___ RECORDS

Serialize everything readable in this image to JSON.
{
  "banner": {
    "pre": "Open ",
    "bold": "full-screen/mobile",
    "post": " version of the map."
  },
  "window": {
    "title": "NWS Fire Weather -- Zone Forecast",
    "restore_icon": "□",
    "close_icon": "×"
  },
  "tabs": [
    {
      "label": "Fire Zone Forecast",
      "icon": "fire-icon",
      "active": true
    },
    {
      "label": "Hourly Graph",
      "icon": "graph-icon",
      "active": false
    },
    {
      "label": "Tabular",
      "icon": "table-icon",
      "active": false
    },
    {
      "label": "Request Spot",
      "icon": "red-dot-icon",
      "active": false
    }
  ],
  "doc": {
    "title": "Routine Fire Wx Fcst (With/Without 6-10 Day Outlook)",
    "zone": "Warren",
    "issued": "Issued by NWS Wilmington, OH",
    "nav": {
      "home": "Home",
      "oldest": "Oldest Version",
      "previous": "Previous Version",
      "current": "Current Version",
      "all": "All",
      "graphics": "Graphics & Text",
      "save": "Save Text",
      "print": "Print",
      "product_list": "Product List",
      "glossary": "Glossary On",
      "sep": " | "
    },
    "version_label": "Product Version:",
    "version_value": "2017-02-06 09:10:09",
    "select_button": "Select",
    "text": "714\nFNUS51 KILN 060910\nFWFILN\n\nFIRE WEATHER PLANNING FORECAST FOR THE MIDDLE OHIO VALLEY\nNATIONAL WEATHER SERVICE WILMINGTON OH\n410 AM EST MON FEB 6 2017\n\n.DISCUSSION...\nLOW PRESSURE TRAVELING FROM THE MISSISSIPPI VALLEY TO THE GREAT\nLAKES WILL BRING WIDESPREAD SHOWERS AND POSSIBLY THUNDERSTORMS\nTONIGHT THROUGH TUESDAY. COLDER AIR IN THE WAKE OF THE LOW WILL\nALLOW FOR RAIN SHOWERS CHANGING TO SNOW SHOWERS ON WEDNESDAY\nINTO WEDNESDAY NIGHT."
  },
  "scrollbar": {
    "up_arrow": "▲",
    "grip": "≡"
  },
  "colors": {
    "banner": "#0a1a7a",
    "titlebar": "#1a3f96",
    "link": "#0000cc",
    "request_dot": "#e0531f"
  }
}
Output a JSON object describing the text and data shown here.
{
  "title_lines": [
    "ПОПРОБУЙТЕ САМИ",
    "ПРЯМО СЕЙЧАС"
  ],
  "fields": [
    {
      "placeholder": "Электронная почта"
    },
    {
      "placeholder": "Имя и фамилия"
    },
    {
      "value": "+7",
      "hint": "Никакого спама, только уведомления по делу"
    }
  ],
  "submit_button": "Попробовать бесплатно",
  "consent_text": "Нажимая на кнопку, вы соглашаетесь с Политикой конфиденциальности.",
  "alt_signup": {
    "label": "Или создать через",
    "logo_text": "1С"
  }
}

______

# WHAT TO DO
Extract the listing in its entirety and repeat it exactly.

# ANSWER BOX
Serialize everything readable in this image to JSON.
{
  "banner": {
    "pre": "Open ",
    "bold": "full-screen/mobile",
    "post": " version of the map."
  },
  "window": {
    "title": "NWS Fire Weather -- Zone Forecast",
    "restore_icon": "□",
    "close_icon": "×"
  },
  "tabs": [
    {
      "label": "Fire Zone Forecast",
      "icon": "fire-icon",
      "active": true
    },
    {
      "label": "Hourly Graph",
      "icon": "graph-icon",
      "active": false
    },
    {
      "label": "Tabular",
      "icon": "table-icon",
      "active": false
    },
    {
      "label": "Request Spot",
      "icon": "red-dot-icon",
      "active": false
    }
  ],
  "doc": {
    "title": "Routine Fire Wx Fcst (With/Without 6-10 Day Outlook)",
    "zone": "Warren",
    "issued": "Issued by NWS Wilmington, OH",
    "nav": {
      "home": "Home",
      "oldest": "Oldest Version",
      "previous": "Previous Version",
      "current": "Current Version",
      "all": "All",
      "graphics": "Graphics & Text",
      "save": "Save Text",
      "print": "Print",
      "product_list": "Product List",
      "glossary": "Glossary On",
      "sep": " | "
    },
    "version_label": "Product Version:",
    "version_value": "2017-02-06 09:10:09",
    "select_button": "Select",
    "text": "714\nFNUS51 KILN 060910\nFWFILN\n\nFIRE WEATHER PLANNING FORECAST FOR THE MIDDLE OHIO VALLEY\nNATIONAL WEATHER SERVICE WILMINGTON OH\n410 AM EST MON FEB 6 2017\n\n.DISCUSSION...\nLOW PRESSURE TRAVELING FROM THE MISSISSIPPI VALLEY TO THE GREAT\nLAKES WILL BRING WIDESPREAD SHOWERS AND POSSIBLY THUNDERSTORMS\nTONIGHT THROUGH TUESDAY. COLDER AIR IN THE WAKE OF THE LOW WILL\nALLOW FOR RAIN SHOWERS CHANGING TO SNOW SHOWERS ON WEDNESDAY\nINTO WEDNESDAY NIGHT."
  },
  "scrollbar": {
    "up_arrow": "▲",
    "grip": "≡"
  },
  "colors": {
    "banner": "#0a1a7a",
    "titlebar": "#1a3f96",
    "link": "#0000cc",
    "request_dot": "#e0531f"
  }
}
Output a JSON object describing the text and data shown here.
{
  "title_lines": [
    "ПОПРОБУЙТЕ САМИ",
    "ПРЯМО СЕЙЧАС"
  ],
  "fields": [
    {
      "placeholder": "Электронная почта"
    },
    {
      "placeholder": "Имя и фамилия"
    },
    {
      "value": "+7",
      "hint": "Никакого спама, только уведомления по делу"
    }
  ],
  "submit_button": "Попробовать бесплатно",
  "consent_text": "Нажимая на кнопку, вы соглашаетесь с Политикой конфиденциальности.",
  "alt_signup": {
    "label": "Или создать через",
    "logo_text": "1С"
  }
}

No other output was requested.